[Interface dataset entries]
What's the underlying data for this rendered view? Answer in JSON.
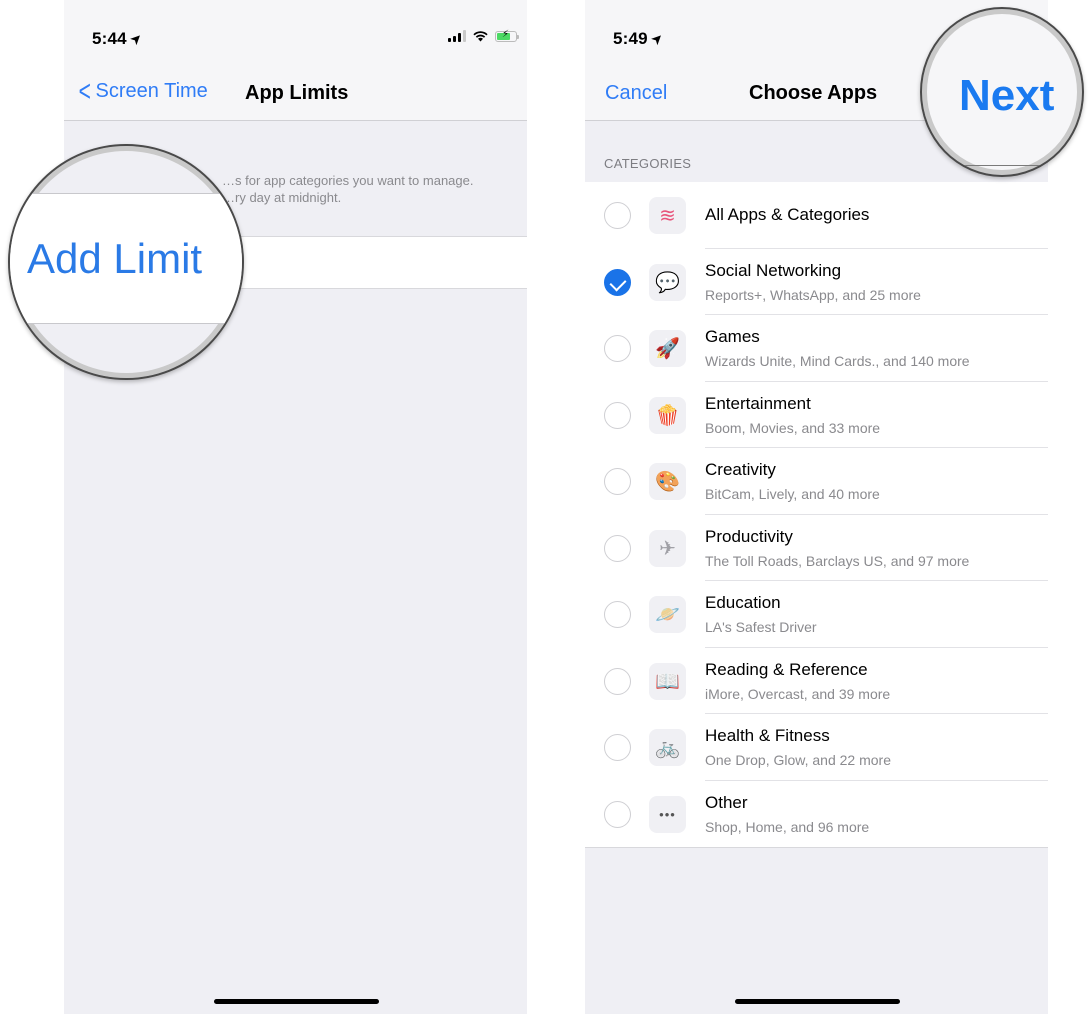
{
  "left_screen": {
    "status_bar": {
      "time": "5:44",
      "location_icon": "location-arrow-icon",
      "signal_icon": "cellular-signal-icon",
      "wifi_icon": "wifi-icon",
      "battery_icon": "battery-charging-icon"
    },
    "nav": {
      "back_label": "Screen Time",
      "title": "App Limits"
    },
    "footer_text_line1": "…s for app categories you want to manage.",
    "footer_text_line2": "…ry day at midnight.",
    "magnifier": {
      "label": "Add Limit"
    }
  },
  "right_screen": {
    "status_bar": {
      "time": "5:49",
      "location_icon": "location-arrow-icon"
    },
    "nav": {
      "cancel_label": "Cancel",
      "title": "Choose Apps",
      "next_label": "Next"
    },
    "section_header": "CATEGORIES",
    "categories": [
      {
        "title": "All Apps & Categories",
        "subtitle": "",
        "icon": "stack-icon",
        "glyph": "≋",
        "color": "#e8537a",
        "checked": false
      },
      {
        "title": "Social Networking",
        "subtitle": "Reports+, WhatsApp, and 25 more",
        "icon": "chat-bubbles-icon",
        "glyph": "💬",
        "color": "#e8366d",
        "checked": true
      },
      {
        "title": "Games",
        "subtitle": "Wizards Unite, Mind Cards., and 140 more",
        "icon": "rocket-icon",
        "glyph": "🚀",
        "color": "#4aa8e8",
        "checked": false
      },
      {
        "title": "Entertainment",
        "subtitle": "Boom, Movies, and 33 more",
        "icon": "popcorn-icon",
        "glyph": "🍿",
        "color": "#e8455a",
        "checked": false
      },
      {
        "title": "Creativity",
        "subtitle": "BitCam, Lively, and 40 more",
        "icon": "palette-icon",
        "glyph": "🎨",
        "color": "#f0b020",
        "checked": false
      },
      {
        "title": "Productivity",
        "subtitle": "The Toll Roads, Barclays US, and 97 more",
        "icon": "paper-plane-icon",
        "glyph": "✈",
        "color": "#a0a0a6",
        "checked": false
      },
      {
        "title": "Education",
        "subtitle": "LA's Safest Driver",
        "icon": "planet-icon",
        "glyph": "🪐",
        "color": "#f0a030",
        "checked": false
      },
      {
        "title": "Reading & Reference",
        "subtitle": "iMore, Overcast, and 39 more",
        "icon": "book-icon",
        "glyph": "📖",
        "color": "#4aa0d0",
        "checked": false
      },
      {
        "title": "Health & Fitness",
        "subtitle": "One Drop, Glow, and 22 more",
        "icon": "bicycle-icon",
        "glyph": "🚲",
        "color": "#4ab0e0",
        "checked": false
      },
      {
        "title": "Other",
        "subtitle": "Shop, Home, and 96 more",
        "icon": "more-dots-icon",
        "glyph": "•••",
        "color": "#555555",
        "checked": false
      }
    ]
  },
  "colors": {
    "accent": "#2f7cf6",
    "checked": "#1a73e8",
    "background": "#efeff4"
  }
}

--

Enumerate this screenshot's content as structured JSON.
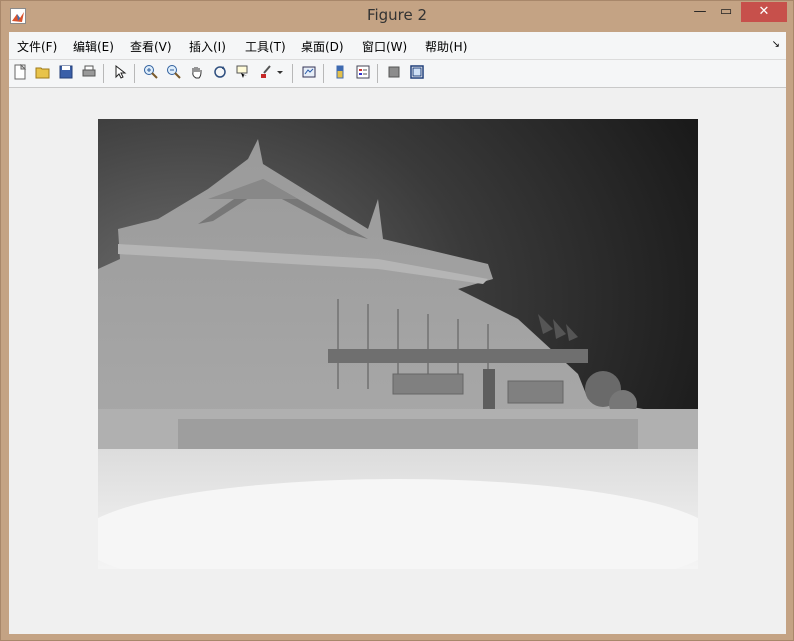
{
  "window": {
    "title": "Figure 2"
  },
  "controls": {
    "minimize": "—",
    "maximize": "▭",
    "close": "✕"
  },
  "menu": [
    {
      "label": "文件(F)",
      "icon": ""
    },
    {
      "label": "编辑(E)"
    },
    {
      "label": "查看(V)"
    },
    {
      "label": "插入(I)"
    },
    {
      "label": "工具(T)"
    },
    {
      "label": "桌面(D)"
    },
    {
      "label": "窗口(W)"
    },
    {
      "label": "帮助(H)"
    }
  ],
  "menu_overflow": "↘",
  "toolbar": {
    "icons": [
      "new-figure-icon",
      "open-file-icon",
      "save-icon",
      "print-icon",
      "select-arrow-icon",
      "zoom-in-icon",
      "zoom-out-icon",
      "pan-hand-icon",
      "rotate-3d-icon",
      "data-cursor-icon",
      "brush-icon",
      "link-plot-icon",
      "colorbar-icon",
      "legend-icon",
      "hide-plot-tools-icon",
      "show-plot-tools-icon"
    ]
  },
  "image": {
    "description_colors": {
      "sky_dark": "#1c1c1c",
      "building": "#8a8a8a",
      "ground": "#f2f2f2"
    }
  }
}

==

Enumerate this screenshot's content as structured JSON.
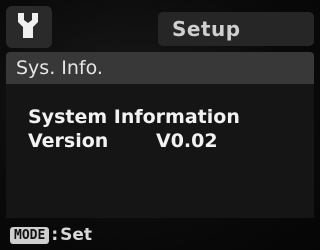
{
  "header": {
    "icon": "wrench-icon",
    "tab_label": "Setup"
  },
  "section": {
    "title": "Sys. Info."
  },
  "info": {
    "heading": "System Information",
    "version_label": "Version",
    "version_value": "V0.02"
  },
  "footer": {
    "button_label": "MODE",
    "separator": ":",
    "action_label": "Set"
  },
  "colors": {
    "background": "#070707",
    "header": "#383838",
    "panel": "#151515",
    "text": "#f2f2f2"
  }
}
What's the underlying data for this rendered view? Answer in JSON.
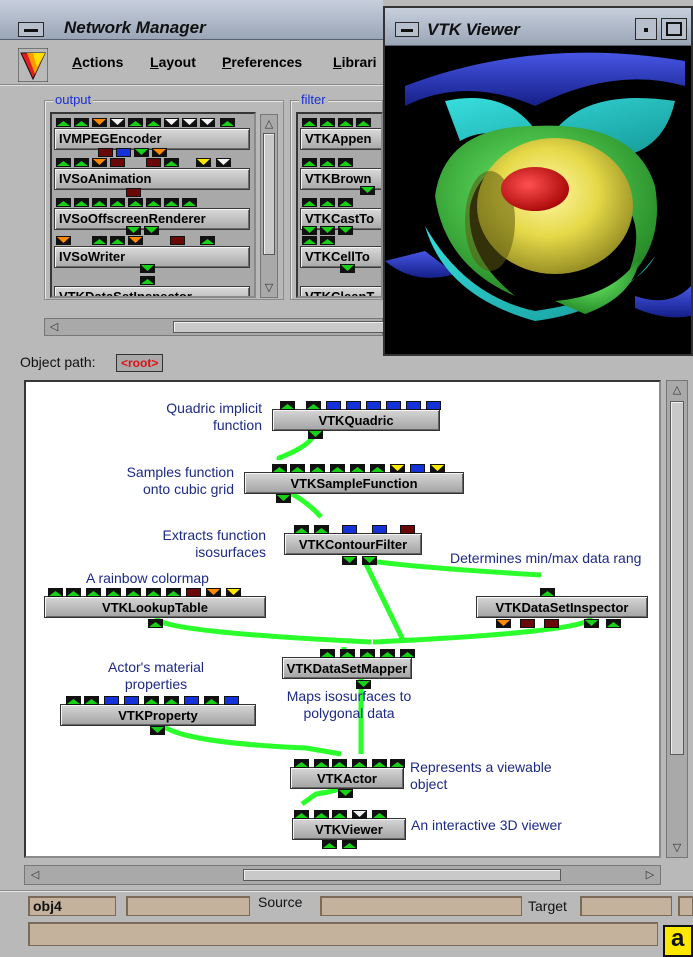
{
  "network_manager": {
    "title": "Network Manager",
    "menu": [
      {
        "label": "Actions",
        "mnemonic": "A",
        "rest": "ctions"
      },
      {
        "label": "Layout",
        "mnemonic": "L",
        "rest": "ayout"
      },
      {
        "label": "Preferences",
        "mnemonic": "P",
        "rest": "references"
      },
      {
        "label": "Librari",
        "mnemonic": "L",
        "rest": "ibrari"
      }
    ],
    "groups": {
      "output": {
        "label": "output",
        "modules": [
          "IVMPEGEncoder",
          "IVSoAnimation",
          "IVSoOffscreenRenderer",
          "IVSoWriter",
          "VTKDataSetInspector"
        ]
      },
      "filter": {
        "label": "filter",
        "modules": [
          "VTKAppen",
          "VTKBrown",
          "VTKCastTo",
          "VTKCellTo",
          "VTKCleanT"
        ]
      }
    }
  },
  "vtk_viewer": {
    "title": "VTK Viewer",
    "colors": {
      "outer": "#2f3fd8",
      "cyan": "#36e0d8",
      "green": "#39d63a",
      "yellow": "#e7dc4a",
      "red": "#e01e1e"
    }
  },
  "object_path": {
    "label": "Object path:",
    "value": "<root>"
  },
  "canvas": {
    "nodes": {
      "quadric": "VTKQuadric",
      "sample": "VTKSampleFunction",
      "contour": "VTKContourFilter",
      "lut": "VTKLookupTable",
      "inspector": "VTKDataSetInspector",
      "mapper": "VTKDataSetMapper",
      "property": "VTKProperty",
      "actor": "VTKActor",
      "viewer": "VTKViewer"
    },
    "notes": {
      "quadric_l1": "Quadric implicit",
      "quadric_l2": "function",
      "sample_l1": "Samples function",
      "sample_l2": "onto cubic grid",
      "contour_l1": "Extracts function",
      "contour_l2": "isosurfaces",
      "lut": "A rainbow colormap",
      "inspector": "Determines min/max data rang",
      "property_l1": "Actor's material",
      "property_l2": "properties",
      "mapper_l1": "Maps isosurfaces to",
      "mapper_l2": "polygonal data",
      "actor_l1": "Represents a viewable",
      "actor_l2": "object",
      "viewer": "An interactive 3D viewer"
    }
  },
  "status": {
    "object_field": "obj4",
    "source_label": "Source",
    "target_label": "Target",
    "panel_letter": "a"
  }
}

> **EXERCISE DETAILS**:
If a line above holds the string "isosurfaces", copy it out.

> **OUTPUT FOR THIS EXERCISE**:
      "contour_l2": "isosurfaces",
      "mapper_l1": "Maps isosurfaces to",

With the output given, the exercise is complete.